Key figures in Cambridge Analytica scandal
The university academic, the chief executive who boasted about dirty tricks and US political strategist Steve Bannon -- here are the key figures involved in Cambridge Analytica, the British firm at the heart of a Facebook data scandal:
- The academic -
Aleksandr Kogan was the University of Cambridge researcher who developed the app This Is Your Digital Life, which was used to take the data from Facebook.
Developed through his commercial company Global Science Research, it offered a small financial payment in return for users filling out a personality test.
Facebook says it was downloaded by 270,000 people, but it also gave Kogan access to their friends, giving him a wealth of information which a whistleblower said extended to up to 50 million users.

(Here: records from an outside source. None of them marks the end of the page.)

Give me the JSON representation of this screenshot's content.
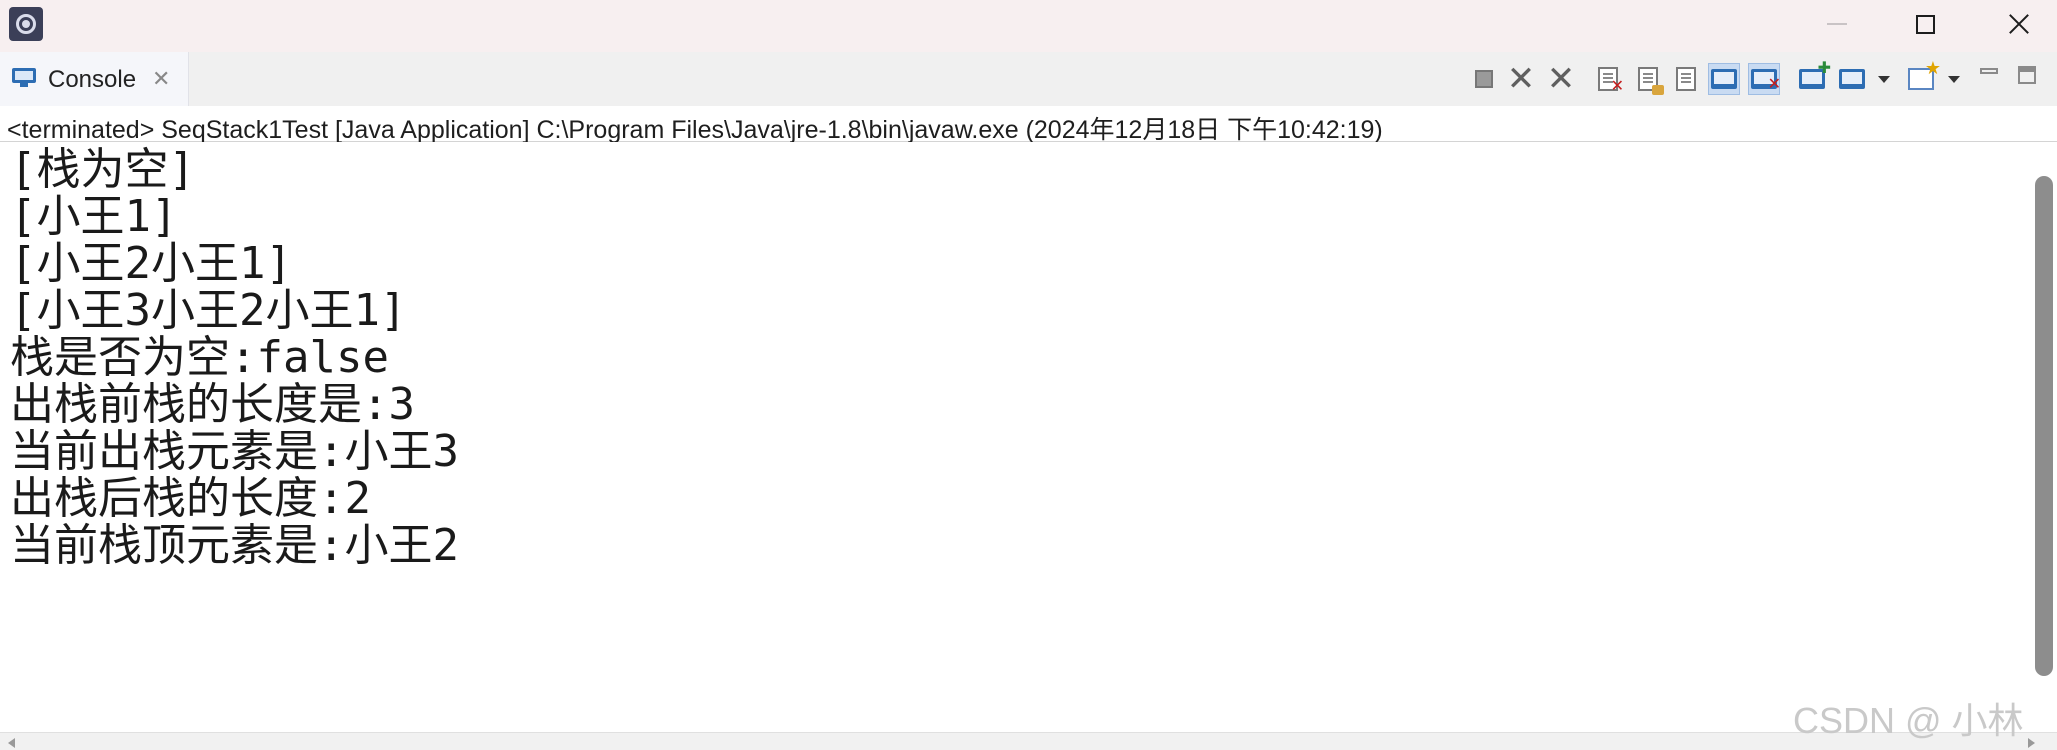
{
  "window": {
    "icon": "eclipse-app-icon"
  },
  "tab": {
    "label": "Console",
    "close_glyph": "✕",
    "icon": "console-icon"
  },
  "toolbar": {
    "icons": [
      "terminate-icon",
      "remove-launch-icon",
      "remove-all-terminated-icon",
      "clear-console-icon",
      "scroll-lock-icon",
      "word-wrap-icon",
      "show-on-stdout-icon",
      "show-on-stderr-icon",
      "pin-console-icon",
      "display-selected-console-icon",
      "open-console-icon",
      "minimize-view-icon",
      "maximize-view-icon"
    ]
  },
  "status": {
    "text": "<terminated> SeqStack1Test [Java Application] C:\\Program Files\\Java\\jre-1.8\\bin\\javaw.exe  (2024年12月18日 下午10:42:19)"
  },
  "output": {
    "lines": [
      "[栈为空]",
      "[小王1]",
      "[小王2小王1]",
      "[小王3小王2小王1]",
      "栈是否为空:false",
      "出栈前栈的长度是:3",
      "当前出栈元素是:小王3",
      "出栈后栈的长度:2",
      "当前栈顶元素是:小王2"
    ]
  },
  "watermark": {
    "text": "CSDN @ 小林"
  }
}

The data was passed to Cambridge Analytica, but the company has blamed him for misusing it -- while he claims they and Facebook have used him as a scapegoat.
Born in Moldova and raised in Russia, before emigrating to the United States at the age of seven, Kogan studied at the University of California, Berkeley, and obtained his doctorate at the University of Hong Kong.
He is a lecturer at Cambridge's Department of Psychology, and has worked with St Petersburg University, as well as reportedly receiving Russian government research grants.
- The CEO -
Alexander Nix, the 42-year-old chief executive of Cambridge Analytica (CA), was suspended after he was filmed by undercover reporters bragging about ways to win political campaigns, including through blackmail and honey traps.
He was filmed by Channel 4 television claiming to have done all the analytics and run all the digital campaigns for Donald Trump's 2016 presidential election campaign.
In suspending him, CA said his comments "do not represent the values or operations of the firm".
Educated at the elite British boarding school Eton College and the University of Manchester, Nix worked in corporate finance before joining the SCL group, which owns CA.
According to The Guardian/Observer newspapers, he developed the political arm of the data analysis company, which has seen its involvement in numerous election campaigns around the world.
- The whistleblower -
Christopher Wylie, a 28-year-old Canadian data analytics expert who worked with Cambridge Analytica and Kogan, blew the whistle on the scandal by revealing that more than 50 million Facebook profiles had been accessed without approval.
A graduate of the London School of Economics university who initially worked with Britain's small Liberal Democrats party, he claims he helped set up the CA project, as well as helping forge its contacts with US strategist Bannon and wealthy Republican donor Robert Mercer.
Facebook suspended his account when the story broke, while CA says he is a former contractor who left in 2014 and has been "misrepresenting himself and the company" in his comments to the media.
- The investor -
Robert Mercer and his family are long-time backers of conservative causes in the United States, and reportedly invested $15 million (12.2 million euro) in Cambridge Analytica.
A former IBM computer scientist, Mercer became a dollar billionaire through his work with Long Island-based Renaissance Technologies, a computer-driven hedge fund.
He quit in November due to the media scrutiny of his role backing Trump and his former strategist Bannon, which included investing heavily in Bannon's Breitbart News.
- The strategist -
Steve Bannon is a former board member of Cambridge Analytica and brought in Mercer as a financial backer, according to The Guardian/Observer newspapers.
He helped push a populist, anti-Washington message from the helm of provocative rightwing website Breitbart News and was a key figure in Trump's election.
He left the White House in August last year and Trump has since cut him off, while Bannon has also stepped down from Breitbart News.
© 2018 AFP